[AIM OF THE TASK] Each line that holds the word "Care" counts once; give the total for the records below and nothing else.

[Records contained in a dataset]
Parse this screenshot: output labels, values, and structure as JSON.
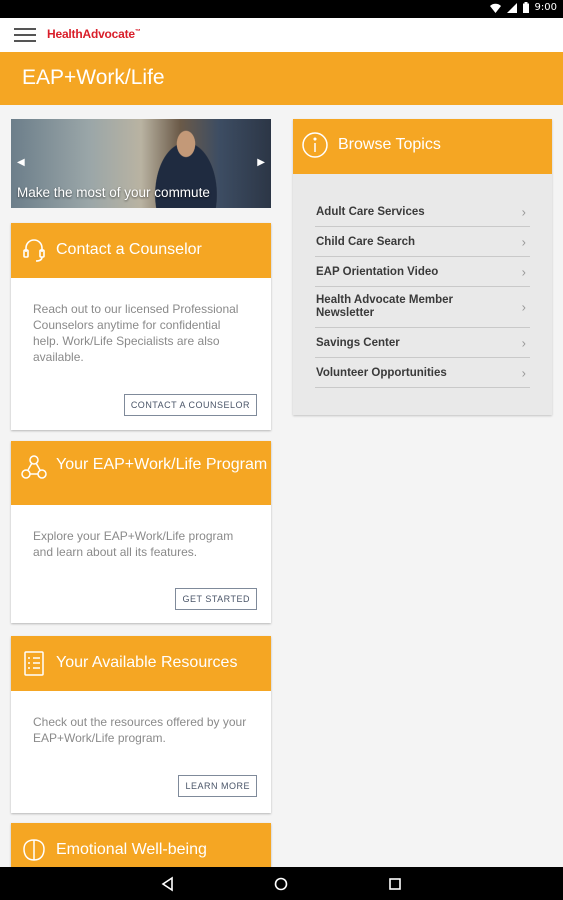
{
  "status_bar": {
    "time": "9:00"
  },
  "app_bar": {
    "logo": "HealthAdvocate",
    "logo_mark": "™"
  },
  "page": {
    "title": "EAP+Work/Life"
  },
  "hero": {
    "caption": "Make the most of your commute",
    "prev_arrow": "◀",
    "next_arrow": "▶"
  },
  "cards": [
    {
      "title": "Contact a Counselor",
      "icon": "headset-icon",
      "text": "Reach out to our licensed Professional Counselors anytime for confidential help. Work/Life Specialists are also available.",
      "button": "CONTACT A COUNSELOR"
    },
    {
      "title": "Your EAP+Work/Life Program",
      "icon": "network-icon",
      "text": "Explore your EAP+Work/Life program and learn about all its features.",
      "button": "GET STARTED"
    },
    {
      "title": "Your Available Resources",
      "icon": "checklist-icon",
      "text": "Check out the resources offered by your EAP+Work/Life program.",
      "button": "LEARN MORE"
    },
    {
      "title": "Emotional Well-being",
      "icon": "brain-icon"
    }
  ],
  "browse": {
    "title": "Browse Topics",
    "icon": "info-icon",
    "topics": [
      "Adult Care Services",
      "Child Care Search",
      "EAP Orientation Video",
      "Health Advocate Member Newsletter",
      "Savings Center",
      "Volunteer Opportunities"
    ],
    "chevron": "›"
  },
  "colors": {
    "accent": "#f5a623",
    "logo_red": "#d91e2a"
  }
}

[SOLUTION] 2